Its DGNO. Not Dingo!
The Constitution and the Bill of Rights are not open for interpretation. They never have and as long as we live in a free society, they never will. There are no limits to freedom of speech. The man who wrote The Constitution and the Bill of Rights did indeed know that the government would try to overstep its bounds, which is why he was why those documents were written the way they were, so they couldnt be infringed upon. TJ even helped pen the Federalist Papers which explain why the rights were written to be absolute and not up for interpretation.I don't intend this to be to political but Tower 55 makes a good argument.
I agree that the police don’t get to interpret the Constitution.
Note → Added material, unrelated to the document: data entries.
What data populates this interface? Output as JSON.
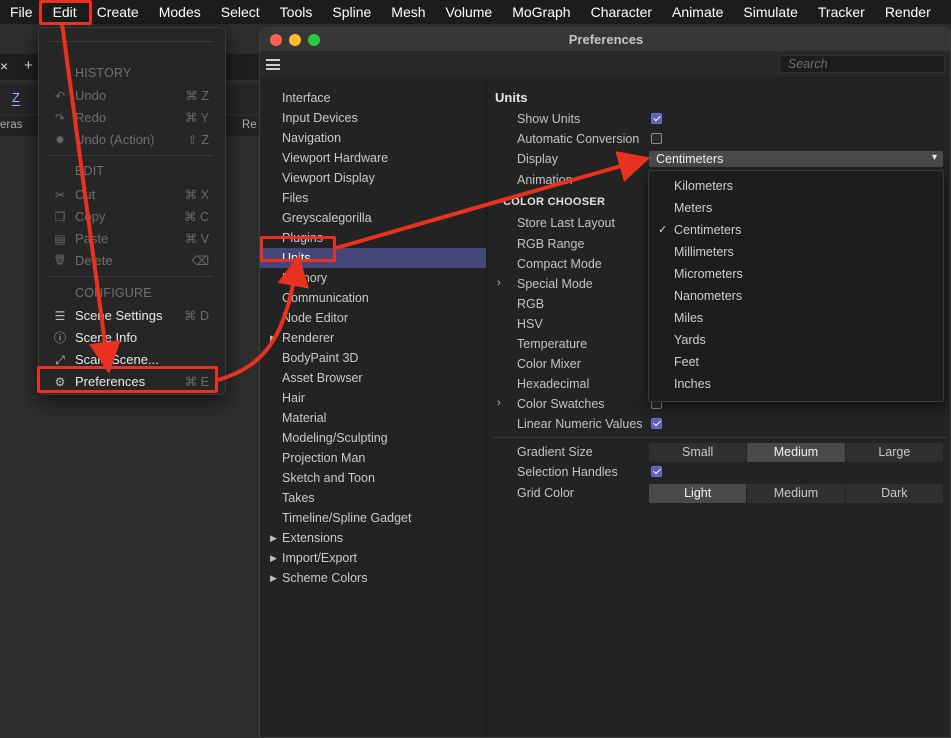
{
  "menubar": {
    "items": [
      "File",
      "Edit",
      "Create",
      "Modes",
      "Select",
      "Tools",
      "Spline",
      "Mesh",
      "Volume",
      "MoGraph",
      "Character",
      "Animate",
      "Simulate",
      "Tracker",
      "Render",
      "Re"
    ]
  },
  "background": {
    "tab_close": "×",
    "tab_add": "+",
    "axis_label": "Z",
    "left_label": "eras",
    "right_label": "Re"
  },
  "edit_menu": {
    "history_header": "HISTORY",
    "undo": {
      "label": "Undo",
      "shortcut": "⌘ Z",
      "icon": "undo-icon",
      "glyph": "↶"
    },
    "redo": {
      "label": "Redo",
      "shortcut": "⌘ Y",
      "icon": "redo-icon",
      "glyph": "↷"
    },
    "undo_action": {
      "label": "Undo (Action)",
      "shortcut": "⇧ Z",
      "icon": "action-icon",
      "glyph": "✹"
    },
    "edit_header": "EDIT",
    "cut": {
      "label": "Cut",
      "shortcut": "⌘ X",
      "icon": "scissors-icon",
      "glyph": "✂"
    },
    "copy": {
      "label": "Copy",
      "shortcut": "⌘ C",
      "icon": "copy-icon",
      "glyph": "❐"
    },
    "paste": {
      "label": "Paste",
      "shortcut": "⌘ V",
      "icon": "paste-icon",
      "glyph": "▤"
    },
    "delete": {
      "label": "Delete",
      "shortcut": "⌫",
      "icon": "trash-icon",
      "glyph": "🗑"
    },
    "configure_header": "CONFIGURE",
    "scene_settings": {
      "label": "Scene Settings",
      "shortcut": "⌘ D",
      "icon": "scene-settings-icon",
      "glyph": "☰"
    },
    "scene_info": {
      "label": "Scene Info",
      "shortcut": "",
      "icon": "info-icon",
      "glyph": "ⓘ"
    },
    "scale_scene": {
      "label": "Scale Scene...",
      "shortcut": "",
      "icon": "scale-icon",
      "glyph": "⤢"
    },
    "preferences": {
      "label": "Preferences",
      "shortcut": "⌘ E",
      "icon": "gear-icon",
      "glyph": "⚙"
    }
  },
  "preferences": {
    "title": "Preferences",
    "search_placeholder": "Search",
    "sidebar": [
      {
        "label": "Interface",
        "arrow": false
      },
      {
        "label": "Input Devices",
        "arrow": false
      },
      {
        "label": "Navigation",
        "arrow": false
      },
      {
        "label": "Viewport Hardware",
        "arrow": false
      },
      {
        "label": "Viewport Display",
        "arrow": false
      },
      {
        "label": "Files",
        "arrow": false
      },
      {
        "label": "Greyscalegorilla",
        "arrow": false
      },
      {
        "label": "Plugins",
        "arrow": false
      },
      {
        "label": "Units",
        "arrow": false,
        "selected": true
      },
      {
        "label": "Memory",
        "arrow": false
      },
      {
        "label": "Communication",
        "arrow": false
      },
      {
        "label": "Node Editor",
        "arrow": false
      },
      {
        "label": "Renderer",
        "arrow": true
      },
      {
        "label": "BodyPaint 3D",
        "arrow": false
      },
      {
        "label": "Asset Browser",
        "arrow": false
      },
      {
        "label": "Hair",
        "arrow": false
      },
      {
        "label": "Material",
        "arrow": false
      },
      {
        "label": "Modeling/Sculpting",
        "arrow": false
      },
      {
        "label": "Projection Man",
        "arrow": false
      },
      {
        "label": "Sketch and Toon",
        "arrow": false
      },
      {
        "label": "Takes",
        "arrow": false
      },
      {
        "label": "Timeline/Spline Gadget",
        "arrow": false
      },
      {
        "label": "Extensions",
        "arrow": true
      },
      {
        "label": "Import/Export",
        "arrow": true
      },
      {
        "label": "Scheme Colors",
        "arrow": true
      }
    ],
    "units": {
      "section_title": "Units",
      "show_units": {
        "label": "Show Units",
        "checked": true
      },
      "automatic_conversion": {
        "label": "Automatic Conversion",
        "checked": false
      },
      "display_label": "Display",
      "display_value": "Centimeters",
      "animation_label": "Animation",
      "color_chooser_header": "COLOR CHOOSER",
      "store_last_layout": "Store Last Layout",
      "rgb_range": "RGB Range",
      "compact_mode": "Compact Mode",
      "special_mode": "Special Mode",
      "rgb": "RGB",
      "hsv": "HSV",
      "temperature": "Temperature",
      "color_mixer": "Color Mixer",
      "hexadecimal": "Hexadecimal",
      "color_swatches": {
        "label": "Color Swatches",
        "checked": false
      },
      "linear_numeric": {
        "label": "Linear Numeric Values",
        "checked": true
      },
      "gradient_size": {
        "label": "Gradient Size",
        "options": [
          "Small",
          "Medium",
          "Large"
        ],
        "selected": "Medium"
      },
      "selection_handles": {
        "label": "Selection Handles",
        "checked": true
      },
      "grid_color": {
        "label": "Grid Color",
        "options": [
          "Light",
          "Medium",
          "Dark"
        ],
        "selected": "Light"
      }
    },
    "display_options": [
      "Kilometers",
      "Meters",
      "Centimeters",
      "Millimeters",
      "Micrometers",
      "Nanometers",
      "Miles",
      "Yards",
      "Feet",
      "Inches"
    ],
    "display_selected": "Centimeters",
    "dropdown_caret": "▾",
    "chevron": "›"
  },
  "colors": {
    "annotation": "#e8321f",
    "selection": "#45477a",
    "checkbox": "#5b60b8"
  }
}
That duty falls to the judicial branch. Since the day the last signature was put on the Constitution it has had to be interpreted. This is a part of its strength and many believe the writers intended this to allow it flexibility to adapt to a future they couldn’t foresee. The police only enforce the law. As in the MTA case the police don't get to make laws that don't exist. The courts say photography is protected by the First Amendment. Like freedom of speech there are limits but in general it is protected.
You can yell "fire" in a public room full of people, but you face the consequences of your actions. You can use a racial slur in public, but expect to have a beating placed upon you.
The problem is the MTA is not the law, nor are their police officers. I am(Judge Dredd). What they did was against the law. Thats right, they committed a crime when they stepped on the 1st Amendment rights of Mr Fussell.The right to disagree with the government (redress of grievances) is also protected by the First Amendment. The writers of the Constitution knew the government would overstep its powers and provided for the people to make grievances. Agreed Mr. Fussell shouldn’t have been told to cease his activity. There was no law or regulation in place prohibiting photography of MTA’s trains. A grievance was made and the government agreed it had overstepped its power. This is indeed in part how our government works and what makes it, even with its flaws, one of the best in the world.
You are a wise man.As this thread has evolved I searched out the Patriot Act and see if it says anything about photography or not. There is lots covering money laundering, surveillance, defining what domestic terrorism is and so forth. Searching through it for photo, photograph and photography I didn’t find anything remotely relating to limits on photographing “critical infrastructure”.
I would encourage all of us to know what our rights are.
...and thanks Tower 55 for motivating me to look at the Constitution again.
More people should take a look at The Constitution, the Bill of Rights, and dont forget The Federalist Papers.
I am a firearms owner, and the clowns on the left want to take my guns away(so do the bozos on the right). The thing is, whether you like firearms or not doesnt matter, its still a freedom granted to you/me/us. If our political system is willing to take that amendment out, or limit it in anyway, whats next? Take away any amendment, which one goes away next? Hopefully everybody sees the slippery slope that we are on.
Right now Bill of Rights is having war raged upon it. The battlegrounds are the 1st Amendment, the 2nd Amendment, and the 4th Amendment. Lose one, we've lost the war.